Which lines in the records below mention the word "Temp"? Copy each one out.

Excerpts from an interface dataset
----

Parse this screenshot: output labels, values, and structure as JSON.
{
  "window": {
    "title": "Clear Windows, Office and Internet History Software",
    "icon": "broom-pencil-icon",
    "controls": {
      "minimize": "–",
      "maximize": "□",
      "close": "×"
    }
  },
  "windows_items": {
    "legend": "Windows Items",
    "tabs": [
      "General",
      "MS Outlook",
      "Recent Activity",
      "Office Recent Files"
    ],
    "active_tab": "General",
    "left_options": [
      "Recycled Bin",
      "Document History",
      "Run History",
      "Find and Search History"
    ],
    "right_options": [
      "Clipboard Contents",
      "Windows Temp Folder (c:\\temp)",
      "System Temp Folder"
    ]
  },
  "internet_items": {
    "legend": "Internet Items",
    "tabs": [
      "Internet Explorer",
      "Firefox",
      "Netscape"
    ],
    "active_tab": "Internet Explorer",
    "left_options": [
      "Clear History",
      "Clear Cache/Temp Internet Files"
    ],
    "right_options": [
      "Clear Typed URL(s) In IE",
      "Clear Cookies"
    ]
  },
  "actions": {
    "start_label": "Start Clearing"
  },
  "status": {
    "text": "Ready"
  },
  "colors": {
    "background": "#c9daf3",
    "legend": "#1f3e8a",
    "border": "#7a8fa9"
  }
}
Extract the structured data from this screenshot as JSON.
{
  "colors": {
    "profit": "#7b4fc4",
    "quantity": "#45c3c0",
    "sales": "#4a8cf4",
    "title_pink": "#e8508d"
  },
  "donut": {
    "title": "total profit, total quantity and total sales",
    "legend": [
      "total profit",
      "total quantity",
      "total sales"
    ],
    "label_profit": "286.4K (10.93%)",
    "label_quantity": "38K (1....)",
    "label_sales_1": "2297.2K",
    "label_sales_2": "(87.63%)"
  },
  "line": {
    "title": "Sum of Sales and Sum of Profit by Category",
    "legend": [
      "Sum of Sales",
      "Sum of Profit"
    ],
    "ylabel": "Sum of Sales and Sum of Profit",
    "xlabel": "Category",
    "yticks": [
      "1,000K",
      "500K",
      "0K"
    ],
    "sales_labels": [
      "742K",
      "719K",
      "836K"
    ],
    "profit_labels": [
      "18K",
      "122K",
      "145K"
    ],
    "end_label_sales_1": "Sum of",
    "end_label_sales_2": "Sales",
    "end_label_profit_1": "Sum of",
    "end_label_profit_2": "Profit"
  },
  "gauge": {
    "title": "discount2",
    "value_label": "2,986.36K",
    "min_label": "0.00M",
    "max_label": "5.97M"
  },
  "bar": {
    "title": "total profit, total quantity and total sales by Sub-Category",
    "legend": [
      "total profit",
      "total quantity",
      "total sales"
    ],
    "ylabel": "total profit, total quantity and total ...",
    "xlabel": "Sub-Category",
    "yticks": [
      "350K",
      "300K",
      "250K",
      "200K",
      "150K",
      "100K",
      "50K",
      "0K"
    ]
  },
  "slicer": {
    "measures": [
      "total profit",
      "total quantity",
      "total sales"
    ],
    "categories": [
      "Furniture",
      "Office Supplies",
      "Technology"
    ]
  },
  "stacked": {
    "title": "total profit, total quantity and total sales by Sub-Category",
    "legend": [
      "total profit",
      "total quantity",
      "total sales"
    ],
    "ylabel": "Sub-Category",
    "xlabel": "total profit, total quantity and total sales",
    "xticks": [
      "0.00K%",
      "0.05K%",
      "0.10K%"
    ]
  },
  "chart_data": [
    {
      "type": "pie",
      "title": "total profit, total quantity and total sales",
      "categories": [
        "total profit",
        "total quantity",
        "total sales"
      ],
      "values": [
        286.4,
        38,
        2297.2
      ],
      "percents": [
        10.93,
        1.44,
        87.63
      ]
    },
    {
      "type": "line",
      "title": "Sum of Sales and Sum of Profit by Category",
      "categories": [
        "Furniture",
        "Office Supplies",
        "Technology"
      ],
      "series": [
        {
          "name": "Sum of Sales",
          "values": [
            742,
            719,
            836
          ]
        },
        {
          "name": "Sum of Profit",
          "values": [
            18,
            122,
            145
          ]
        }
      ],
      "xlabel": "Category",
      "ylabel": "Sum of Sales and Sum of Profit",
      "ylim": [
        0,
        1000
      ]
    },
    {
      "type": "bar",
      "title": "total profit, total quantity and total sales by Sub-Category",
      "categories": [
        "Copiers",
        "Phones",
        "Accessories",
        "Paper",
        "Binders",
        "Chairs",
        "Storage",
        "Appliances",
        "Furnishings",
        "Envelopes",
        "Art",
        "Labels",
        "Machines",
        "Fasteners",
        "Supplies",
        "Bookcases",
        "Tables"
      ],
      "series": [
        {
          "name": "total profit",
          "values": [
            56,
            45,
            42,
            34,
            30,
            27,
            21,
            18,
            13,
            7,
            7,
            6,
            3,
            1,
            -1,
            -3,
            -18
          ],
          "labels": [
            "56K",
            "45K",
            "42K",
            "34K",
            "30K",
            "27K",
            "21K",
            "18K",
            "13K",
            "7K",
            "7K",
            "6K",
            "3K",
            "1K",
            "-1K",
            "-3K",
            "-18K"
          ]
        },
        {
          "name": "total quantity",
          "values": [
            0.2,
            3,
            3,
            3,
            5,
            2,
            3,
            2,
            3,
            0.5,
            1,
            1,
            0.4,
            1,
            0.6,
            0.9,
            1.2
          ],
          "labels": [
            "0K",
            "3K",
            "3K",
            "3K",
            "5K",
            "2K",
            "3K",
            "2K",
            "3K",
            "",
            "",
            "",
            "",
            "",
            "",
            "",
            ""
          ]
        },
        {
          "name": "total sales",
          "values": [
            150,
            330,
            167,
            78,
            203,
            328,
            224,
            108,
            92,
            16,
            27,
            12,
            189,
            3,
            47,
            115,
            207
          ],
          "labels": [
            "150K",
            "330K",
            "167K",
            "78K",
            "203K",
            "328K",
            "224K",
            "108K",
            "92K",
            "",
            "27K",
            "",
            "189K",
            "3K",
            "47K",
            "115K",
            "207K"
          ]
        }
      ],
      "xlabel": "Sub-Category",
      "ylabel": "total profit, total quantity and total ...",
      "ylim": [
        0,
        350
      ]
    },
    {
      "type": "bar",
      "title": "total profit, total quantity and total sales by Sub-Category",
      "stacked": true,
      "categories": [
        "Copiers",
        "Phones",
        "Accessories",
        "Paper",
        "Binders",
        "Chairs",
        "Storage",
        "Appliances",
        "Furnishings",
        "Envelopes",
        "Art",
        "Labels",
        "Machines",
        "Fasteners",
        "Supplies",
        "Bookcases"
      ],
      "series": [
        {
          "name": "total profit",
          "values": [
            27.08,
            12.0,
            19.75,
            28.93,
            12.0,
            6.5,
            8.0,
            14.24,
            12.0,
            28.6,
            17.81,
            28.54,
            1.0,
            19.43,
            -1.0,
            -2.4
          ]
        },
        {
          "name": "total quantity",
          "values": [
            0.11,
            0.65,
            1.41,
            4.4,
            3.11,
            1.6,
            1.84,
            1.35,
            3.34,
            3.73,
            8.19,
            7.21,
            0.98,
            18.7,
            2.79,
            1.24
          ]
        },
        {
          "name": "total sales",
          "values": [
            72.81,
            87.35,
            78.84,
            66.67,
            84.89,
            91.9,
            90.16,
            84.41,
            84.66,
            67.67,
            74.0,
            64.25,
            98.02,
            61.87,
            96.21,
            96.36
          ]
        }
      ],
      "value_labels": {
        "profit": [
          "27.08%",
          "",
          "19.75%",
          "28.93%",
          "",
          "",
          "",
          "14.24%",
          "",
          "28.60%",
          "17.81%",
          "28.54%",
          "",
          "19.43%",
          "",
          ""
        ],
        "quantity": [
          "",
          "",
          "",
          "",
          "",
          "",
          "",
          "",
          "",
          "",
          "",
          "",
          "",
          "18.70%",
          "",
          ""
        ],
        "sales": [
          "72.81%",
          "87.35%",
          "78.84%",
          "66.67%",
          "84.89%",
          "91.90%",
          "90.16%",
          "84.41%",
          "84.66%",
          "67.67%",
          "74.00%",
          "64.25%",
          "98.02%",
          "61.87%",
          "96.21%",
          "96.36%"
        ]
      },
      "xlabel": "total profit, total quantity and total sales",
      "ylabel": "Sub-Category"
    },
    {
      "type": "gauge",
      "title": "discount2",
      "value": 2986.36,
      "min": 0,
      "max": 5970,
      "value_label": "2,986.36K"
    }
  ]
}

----

#### ANSWER TO THIS EXERCISE
      "Windows Temp Folder (c:\\temp)",
      "System Temp Folder"
      "Clear Cache/Temp Internet Files"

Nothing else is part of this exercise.